- WORK TO BE COMPLETED
Copy out each entry below verbatim, skipping the images.

(Beginning of DATA EXTRACT)

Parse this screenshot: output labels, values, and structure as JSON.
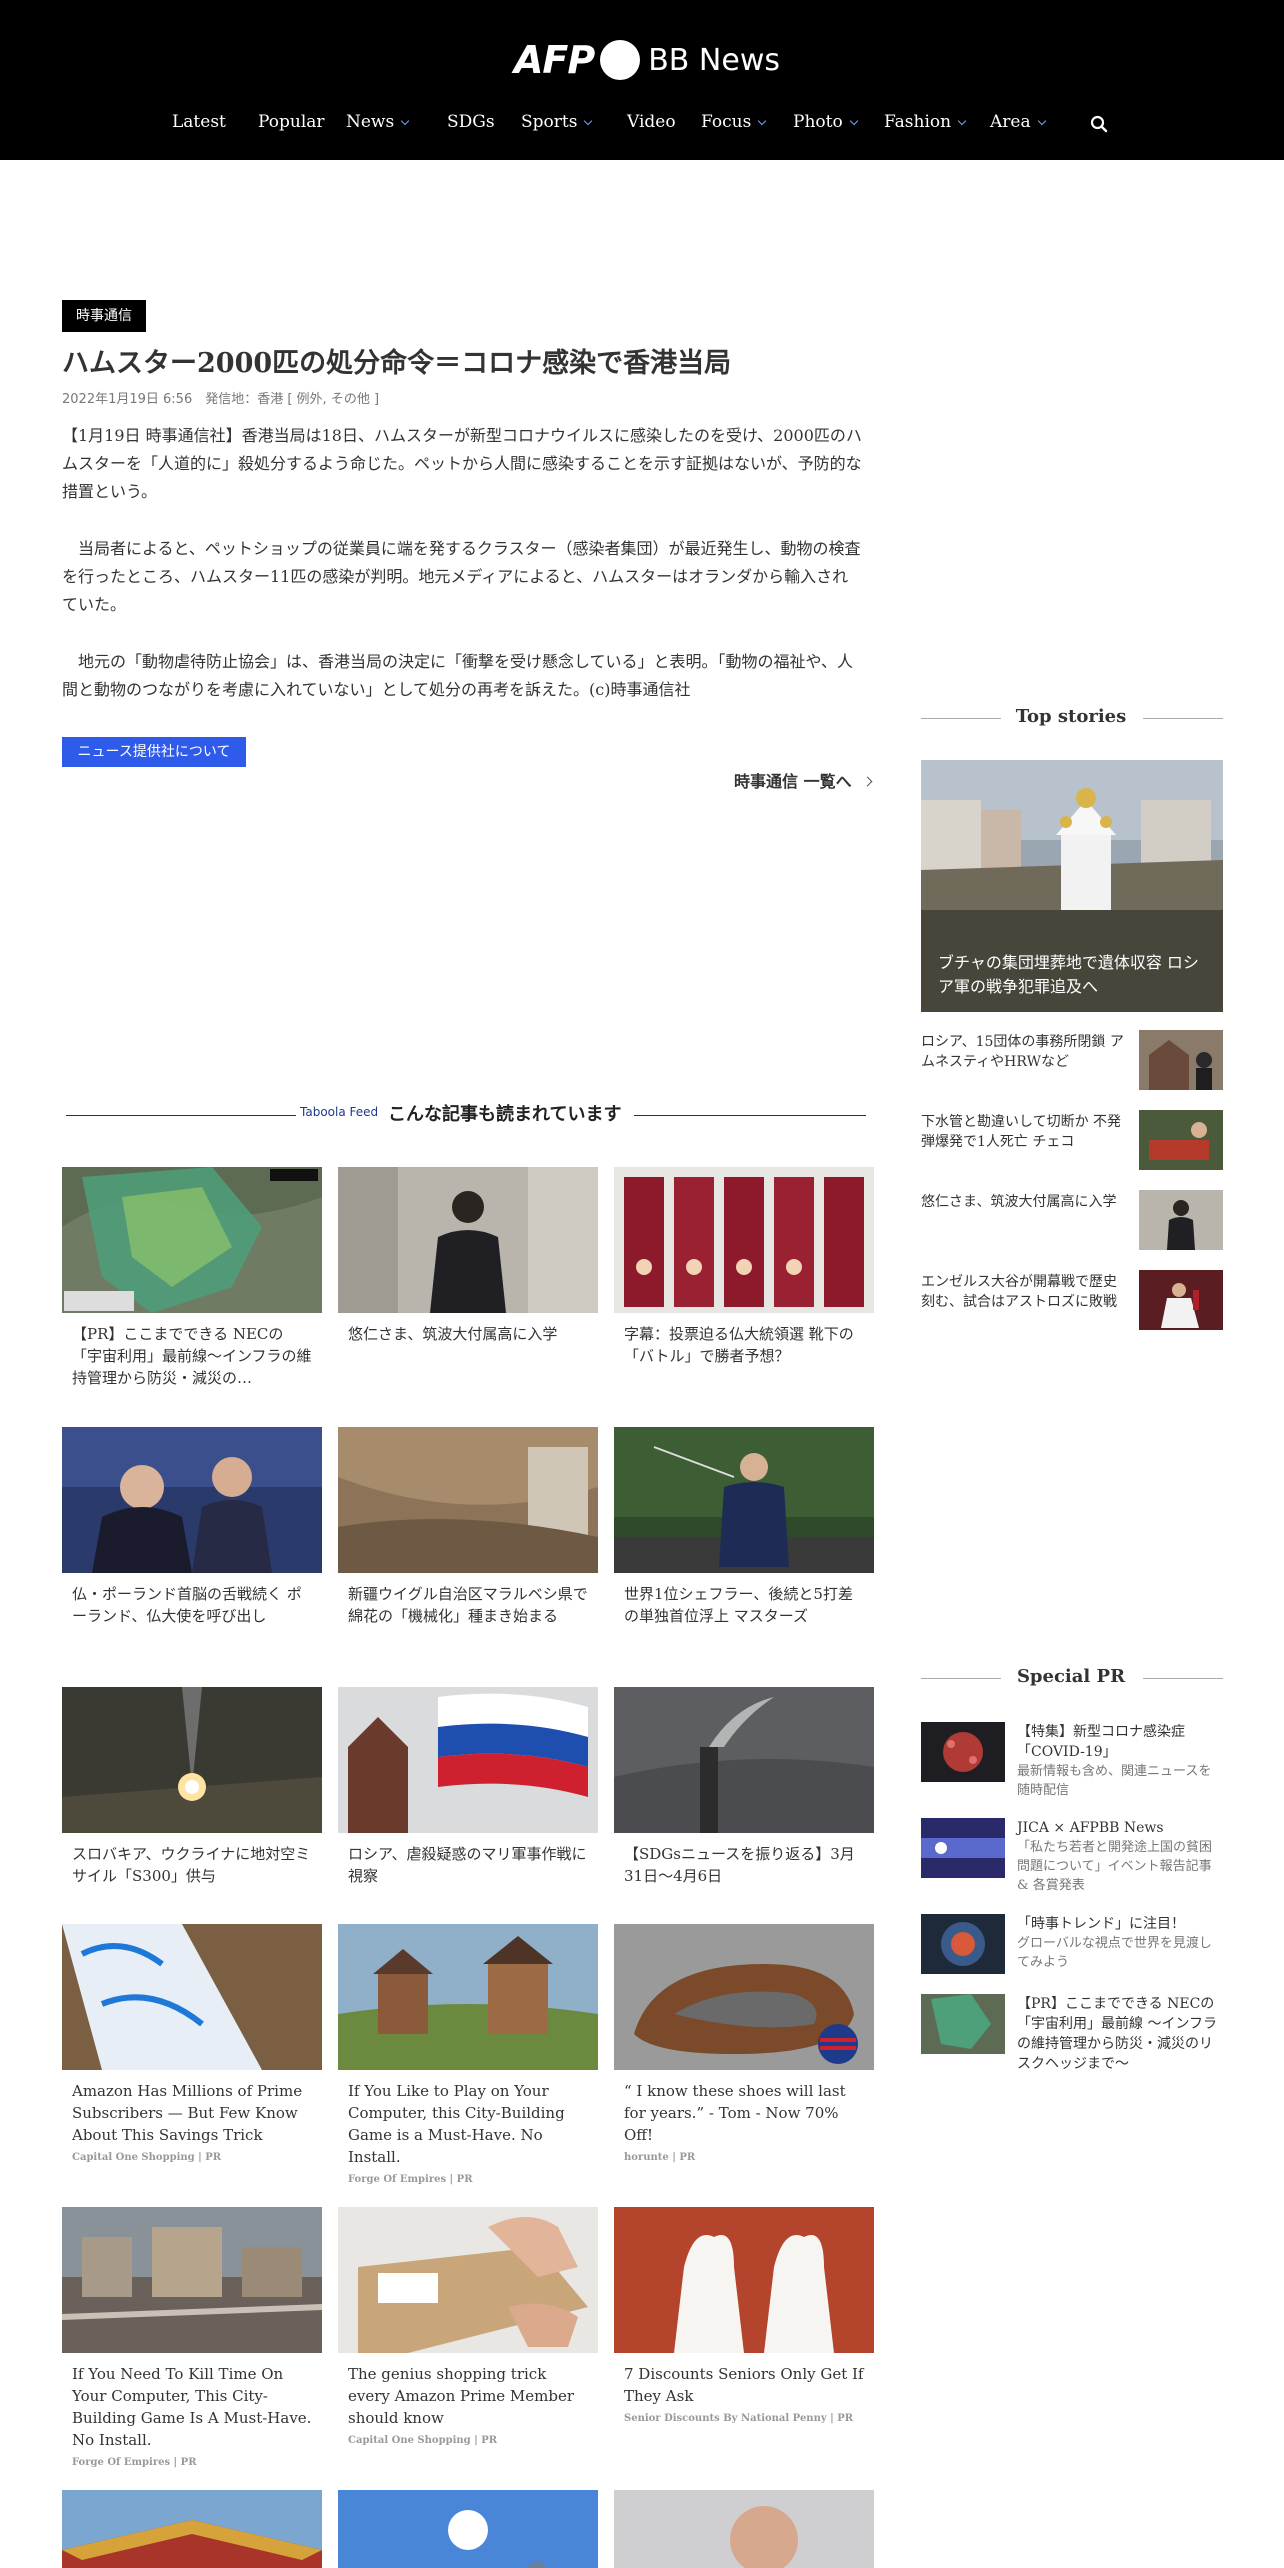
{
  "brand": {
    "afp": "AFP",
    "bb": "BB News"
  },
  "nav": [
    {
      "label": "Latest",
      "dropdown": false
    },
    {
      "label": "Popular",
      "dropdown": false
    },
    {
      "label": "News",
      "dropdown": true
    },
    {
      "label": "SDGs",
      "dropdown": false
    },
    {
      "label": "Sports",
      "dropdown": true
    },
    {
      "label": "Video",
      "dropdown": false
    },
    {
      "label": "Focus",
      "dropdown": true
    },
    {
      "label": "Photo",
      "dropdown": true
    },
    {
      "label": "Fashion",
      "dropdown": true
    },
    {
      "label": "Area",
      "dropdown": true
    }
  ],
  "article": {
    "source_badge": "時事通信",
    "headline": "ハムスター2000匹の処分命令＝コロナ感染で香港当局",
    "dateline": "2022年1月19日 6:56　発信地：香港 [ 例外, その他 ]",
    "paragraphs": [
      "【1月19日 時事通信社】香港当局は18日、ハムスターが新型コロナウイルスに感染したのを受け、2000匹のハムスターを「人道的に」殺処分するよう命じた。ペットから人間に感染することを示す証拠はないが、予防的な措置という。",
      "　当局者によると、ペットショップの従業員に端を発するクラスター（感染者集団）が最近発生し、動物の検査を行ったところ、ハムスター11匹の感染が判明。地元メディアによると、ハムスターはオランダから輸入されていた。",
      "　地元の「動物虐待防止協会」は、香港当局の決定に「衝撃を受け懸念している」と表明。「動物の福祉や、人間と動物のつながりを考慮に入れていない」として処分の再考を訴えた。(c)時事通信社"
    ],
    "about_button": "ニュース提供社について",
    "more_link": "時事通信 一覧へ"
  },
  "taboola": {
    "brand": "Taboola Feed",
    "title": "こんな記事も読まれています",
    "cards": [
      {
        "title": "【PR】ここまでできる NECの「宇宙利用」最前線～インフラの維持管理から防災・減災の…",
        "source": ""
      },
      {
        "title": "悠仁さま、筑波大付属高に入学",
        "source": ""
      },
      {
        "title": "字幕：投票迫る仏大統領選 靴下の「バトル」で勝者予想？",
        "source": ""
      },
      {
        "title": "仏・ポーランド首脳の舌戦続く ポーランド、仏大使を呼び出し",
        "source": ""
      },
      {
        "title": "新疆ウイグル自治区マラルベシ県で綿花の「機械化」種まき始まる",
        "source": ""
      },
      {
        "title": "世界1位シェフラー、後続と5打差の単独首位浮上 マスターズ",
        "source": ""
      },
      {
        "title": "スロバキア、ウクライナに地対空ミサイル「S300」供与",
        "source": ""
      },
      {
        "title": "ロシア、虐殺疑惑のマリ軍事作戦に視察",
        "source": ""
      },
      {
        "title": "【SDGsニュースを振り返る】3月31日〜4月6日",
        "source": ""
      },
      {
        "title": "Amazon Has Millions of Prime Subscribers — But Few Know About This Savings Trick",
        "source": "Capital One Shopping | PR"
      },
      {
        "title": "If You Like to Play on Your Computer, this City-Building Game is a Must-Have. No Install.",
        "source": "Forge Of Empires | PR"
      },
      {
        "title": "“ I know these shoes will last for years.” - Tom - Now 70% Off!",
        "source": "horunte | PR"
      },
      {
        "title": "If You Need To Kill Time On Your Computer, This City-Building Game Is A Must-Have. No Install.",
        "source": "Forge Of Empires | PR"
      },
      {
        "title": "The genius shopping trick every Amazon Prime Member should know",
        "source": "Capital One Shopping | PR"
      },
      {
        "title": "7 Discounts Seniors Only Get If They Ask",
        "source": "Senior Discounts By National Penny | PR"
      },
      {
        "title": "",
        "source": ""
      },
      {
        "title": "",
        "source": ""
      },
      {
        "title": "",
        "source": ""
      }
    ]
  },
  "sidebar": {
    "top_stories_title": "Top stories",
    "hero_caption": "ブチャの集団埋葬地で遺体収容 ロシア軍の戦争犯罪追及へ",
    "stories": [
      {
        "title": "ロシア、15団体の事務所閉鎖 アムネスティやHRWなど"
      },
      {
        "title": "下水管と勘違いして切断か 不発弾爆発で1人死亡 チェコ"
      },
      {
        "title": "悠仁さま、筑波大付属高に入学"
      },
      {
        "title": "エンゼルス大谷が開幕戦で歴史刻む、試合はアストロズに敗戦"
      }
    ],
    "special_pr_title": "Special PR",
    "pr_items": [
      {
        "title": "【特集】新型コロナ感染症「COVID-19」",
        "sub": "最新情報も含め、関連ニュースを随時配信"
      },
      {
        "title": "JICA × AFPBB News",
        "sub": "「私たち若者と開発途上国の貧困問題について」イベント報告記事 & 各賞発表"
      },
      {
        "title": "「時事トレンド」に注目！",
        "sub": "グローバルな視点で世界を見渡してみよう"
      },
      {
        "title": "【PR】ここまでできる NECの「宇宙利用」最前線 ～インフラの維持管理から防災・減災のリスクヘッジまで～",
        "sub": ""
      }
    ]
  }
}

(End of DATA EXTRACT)

- RESPONSE TO THE EXERCISE
Parse this screenshot: output labels, values, and structure as JSON.
{
  "brand": {
    "afp": "AFP",
    "bb": "BB News"
  },
  "nav": [
    {
      "label": "Latest",
      "dropdown": false
    },
    {
      "label": "Popular",
      "dropdown": false
    },
    {
      "label": "News",
      "dropdown": true
    },
    {
      "label": "SDGs",
      "dropdown": false
    },
    {
      "label": "Sports",
      "dropdown": true
    },
    {
      "label": "Video",
      "dropdown": false
    },
    {
      "label": "Focus",
      "dropdown": true
    },
    {
      "label": "Photo",
      "dropdown": true
    },
    {
      "label": "Fashion",
      "dropdown": true
    },
    {
      "label": "Area",
      "dropdown": true
    }
  ],
  "article": {
    "source_badge": "時事通信",
    "headline": "ハムスター2000匹の処分命令＝コロナ感染で香港当局",
    "dateline": "2022年1月19日 6:56　発信地：香港 [ 例外, その他 ]",
    "paragraphs": [
      "【1月19日 時事通信社】香港当局は18日、ハムスターが新型コロナウイルスに感染したのを受け、2000匹のハムスターを「人道的に」殺処分するよう命じた。ペットから人間に感染することを示す証拠はないが、予防的な措置という。",
      "　当局者によると、ペットショップの従業員に端を発するクラスター（感染者集団）が最近発生し、動物の検査を行ったところ、ハムスター11匹の感染が判明。地元メディアによると、ハムスターはオランダから輸入されていた。",
      "　地元の「動物虐待防止協会」は、香港当局の決定に「衝撃を受け懸念している」と表明。「動物の福祉や、人間と動物のつながりを考慮に入れていない」として処分の再考を訴えた。(c)時事通信社"
    ],
    "about_button": "ニュース提供社について",
    "more_link": "時事通信 一覧へ"
  },
  "taboola": {
    "brand": "Taboola Feed",
    "title": "こんな記事も読まれています",
    "cards": [
      {
        "title": "【PR】ここまでできる NECの「宇宙利用」最前線～インフラの維持管理から防災・減災の…",
        "source": ""
      },
      {
        "title": "悠仁さま、筑波大付属高に入学",
        "source": ""
      },
      {
        "title": "字幕：投票迫る仏大統領選 靴下の「バトル」で勝者予想？",
        "source": ""
      },
      {
        "title": "仏・ポーランド首脳の舌戦続く ポーランド、仏大使を呼び出し",
        "source": ""
      },
      {
        "title": "新疆ウイグル自治区マラルベシ県で綿花の「機械化」種まき始まる",
        "source": ""
      },
      {
        "title": "世界1位シェフラー、後続と5打差の単独首位浮上 マスターズ",
        "source": ""
      },
      {
        "title": "スロバキア、ウクライナに地対空ミサイル「S300」供与",
        "source": ""
      },
      {
        "title": "ロシア、虐殺疑惑のマリ軍事作戦に視察",
        "source": ""
      },
      {
        "title": "【SDGsニュースを振り返る】3月31日〜4月6日",
        "source": ""
      },
      {
        "title": "Amazon Has Millions of Prime Subscribers — But Few Know About This Savings Trick",
        "source": "Capital One Shopping | PR"
      },
      {
        "title": "If You Like to Play on Your Computer, this City-Building Game is a Must-Have. No Install.",
        "source": "Forge Of Empires | PR"
      },
      {
        "title": "“ I know these shoes will last for years.” - Tom - Now 70% Off!",
        "source": "horunte | PR"
      },
      {
        "title": "If You Need To Kill Time On Your Computer, This City-Building Game Is A Must-Have. No Install.",
        "source": "Forge Of Empires | PR"
      },
      {
        "title": "The genius shopping trick every Amazon Prime Member should know",
        "source": "Capital One Shopping | PR"
      },
      {
        "title": "7 Discounts Seniors Only Get If They Ask",
        "source": "Senior Discounts By National Penny | PR"
      },
      {
        "title": "",
        "source": ""
      },
      {
        "title": "",
        "source": ""
      },
      {
        "title": "",
        "source": ""
      }
    ]
  },
  "sidebar": {
    "top_stories_title": "Top stories",
    "hero_caption": "ブチャの集団埋葬地で遺体収容 ロシア軍の戦争犯罪追及へ",
    "stories": [
      {
        "title": "ロシア、15団体の事務所閉鎖 アムネスティやHRWなど"
      },
      {
        "title": "下水管と勘違いして切断か 不発弾爆発で1人死亡 チェコ"
      },
      {
        "title": "悠仁さま、筑波大付属高に入学"
      },
      {
        "title": "エンゼルス大谷が開幕戦で歴史刻む、試合はアストロズに敗戦"
      }
    ],
    "special_pr_title": "Special PR",
    "pr_items": [
      {
        "title": "【特集】新型コロナ感染症「COVID-19」",
        "sub": "最新情報も含め、関連ニュースを随時配信"
      },
      {
        "title": "JICA × AFPBB News",
        "sub": "「私たち若者と開発途上国の貧困問題について」イベント報告記事 & 各賞発表"
      },
      {
        "title": "「時事トレンド」に注目！",
        "sub": "グローバルな視点で世界を見渡してみよう"
      },
      {
        "title": "【PR】ここまでできる NECの「宇宙利用」最前線 ～インフラの維持管理から防災・減災のリスクヘッジまで～",
        "sub": ""
      }
    ]
  }
}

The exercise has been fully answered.